- In-universe, nobody is sure if the Citadel's Keepers are genetically engineered creatures, aliens that are incapable or refuse to speak to the new inhabitants, or are bio-mechanical constructs built by the station.
- Although the second game implies they were one of the first races harvested by the Reapers and repurposed as a slave workforce for the Citadel, much like the Protheans were later converted into the Collectors. As Mordin so aptly noted about the latter;
: No glands, replaced by tech. No digestive system, replaced by tech. No soul
, replaced by tech!
- Half-Life 2: Pretty much all the Synths used by the Combine. Especially the Strider, which looks like a giant insect, moves around very fluidly, has internal organs (shown when Dog rips out one's brain), and appears to shriek in pain when it dies.
- Final Fantasy XIII: This is pretty much the dominant design aesthetic. We know that the military 'militarizes' wild animals, making them more robotic, but it's unclear how far this process extends.
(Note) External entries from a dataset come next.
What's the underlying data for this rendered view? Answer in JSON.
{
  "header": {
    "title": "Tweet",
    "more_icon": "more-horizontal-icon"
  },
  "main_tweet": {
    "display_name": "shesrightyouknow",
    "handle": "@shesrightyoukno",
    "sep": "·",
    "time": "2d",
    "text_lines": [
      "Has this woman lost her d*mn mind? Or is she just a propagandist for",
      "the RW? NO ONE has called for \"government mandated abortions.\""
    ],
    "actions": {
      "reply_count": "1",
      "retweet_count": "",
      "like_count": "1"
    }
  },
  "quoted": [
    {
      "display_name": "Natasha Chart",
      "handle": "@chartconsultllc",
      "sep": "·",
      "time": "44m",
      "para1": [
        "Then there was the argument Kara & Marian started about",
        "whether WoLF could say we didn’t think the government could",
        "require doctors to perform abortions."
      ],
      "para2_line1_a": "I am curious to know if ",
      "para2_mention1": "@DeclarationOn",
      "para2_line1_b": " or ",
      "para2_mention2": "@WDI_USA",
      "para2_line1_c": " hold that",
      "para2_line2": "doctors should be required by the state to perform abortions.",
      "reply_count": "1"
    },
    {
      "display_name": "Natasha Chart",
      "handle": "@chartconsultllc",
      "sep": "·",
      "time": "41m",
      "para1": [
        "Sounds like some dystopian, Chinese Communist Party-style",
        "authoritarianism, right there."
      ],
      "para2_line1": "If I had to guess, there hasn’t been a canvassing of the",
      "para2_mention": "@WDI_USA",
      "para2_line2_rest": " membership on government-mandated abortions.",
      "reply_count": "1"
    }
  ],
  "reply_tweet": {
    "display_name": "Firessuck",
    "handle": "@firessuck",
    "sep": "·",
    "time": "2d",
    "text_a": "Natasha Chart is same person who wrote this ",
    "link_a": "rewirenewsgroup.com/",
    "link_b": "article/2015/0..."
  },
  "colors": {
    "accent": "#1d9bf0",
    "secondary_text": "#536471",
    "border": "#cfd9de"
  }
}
And the wild animals often have a somewhat robotic appearance to begin with, and the 'robots' that don't have wild counterparts generally still have animalistic designs.
- Not to mention the fal'Cie, who look like impossible creatures of living stone and metal.
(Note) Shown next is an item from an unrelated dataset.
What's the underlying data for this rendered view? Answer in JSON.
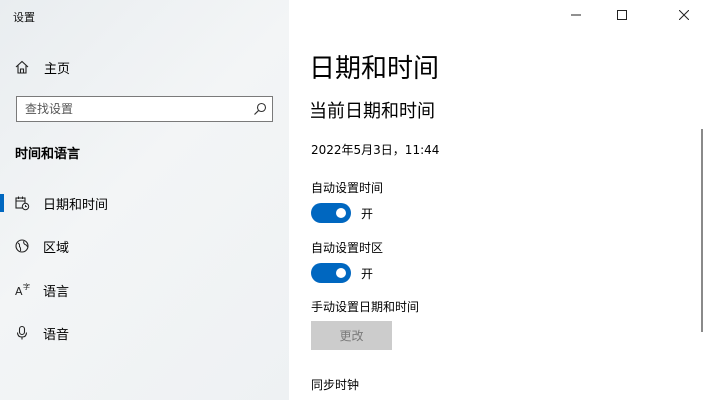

- Mega Man Legends: The "carbons". The best anyone has been able to tell, they're robots that reproduce sexually or something.
- The Geckos in Metal Gear Solid 4 appear to be giant organic legs with an AT-ST head on top. They bellow like cattle when entering combat and spew black fluid when "killed".
- Goes back a little further to MGS2. The automated Metal Gear RAYs in the Arsenal Gear actually bleed out red "lubrication fluid" when shot.
- Metal Gear Rising: Revengeance goes even further into this. There's the valid question of just what has a human brain in it, and things like Bladewolf are just as organic as many of the cyborgs. Bladewolf himself arguable has a more human mind than some of the supposed humans, who all have nanomachines modifying their thoughts and emotions.
- It comes to a head with the final boss, who looks like a normal human to start with, but ends up possessing the most inhuman and bizarre abilities of all of them. Unlike the other cyborg characters, there's no clue or hint of where his body ends and where the cybernetics begin, and it's implied that that isn't even the right question to ask anymore.
- To a certain extent, Meta Ridley from Metroid Prime also qualifies, as there's nothing to indicate how much of him is still living and how much is robotic.
- Cyrax, Sektor, and Cyborg Smoke from Mortal Kombat.
- The Starmen in EarthBound. The debates over whether they're robots or aliens in space suits have been going on forever. The actual in-game mechanics make no difference, sudden guts pills and refuels both work on robots and humans alike.note
- Spiral Knights, the main species of the game were mistaken for Mechanical Lifeforms for the longest time due to the energy system.
- The Songbird in BioShock Infinite. Very little of its backstory is given, but its technology is equivalent to the cyborg Big Daddies of BioShock and it has a "personality." On the other hand, it's far larger than a human being can be, exists in a setting where crude AIs are commonplace as turrets and floating gun platforms, and it can be controlled via a flute.
- Most of the foes that Samurai Jack fights are usually this. The creators deliberately blurred the line between organic and mechanical in order to get around the censors, because killing a living thing is deemed not okay, but destroying a robot is, even if it's clearly sentient. As such, any part that Jack actually cuts will turn out to be cybernetic, and anything he kills will be a robot.
- In Gadget Boy & Heather, the writers apparently can't make up their mind on whether Gadget Boy is a fully artificial robot designed after Inspector Gadget, or a cyborg.
- G9 has the same problem, although it's less pronounced.
- Most of the paintings of H.R. Giger (who designed the Xenomorphs mentioned on the "Alien" entry above]] fall into this category. Much of his work depicts organic (frequently human) life and machinery intermingling to a point where it's difficult to tell where flesh ends and metal begins.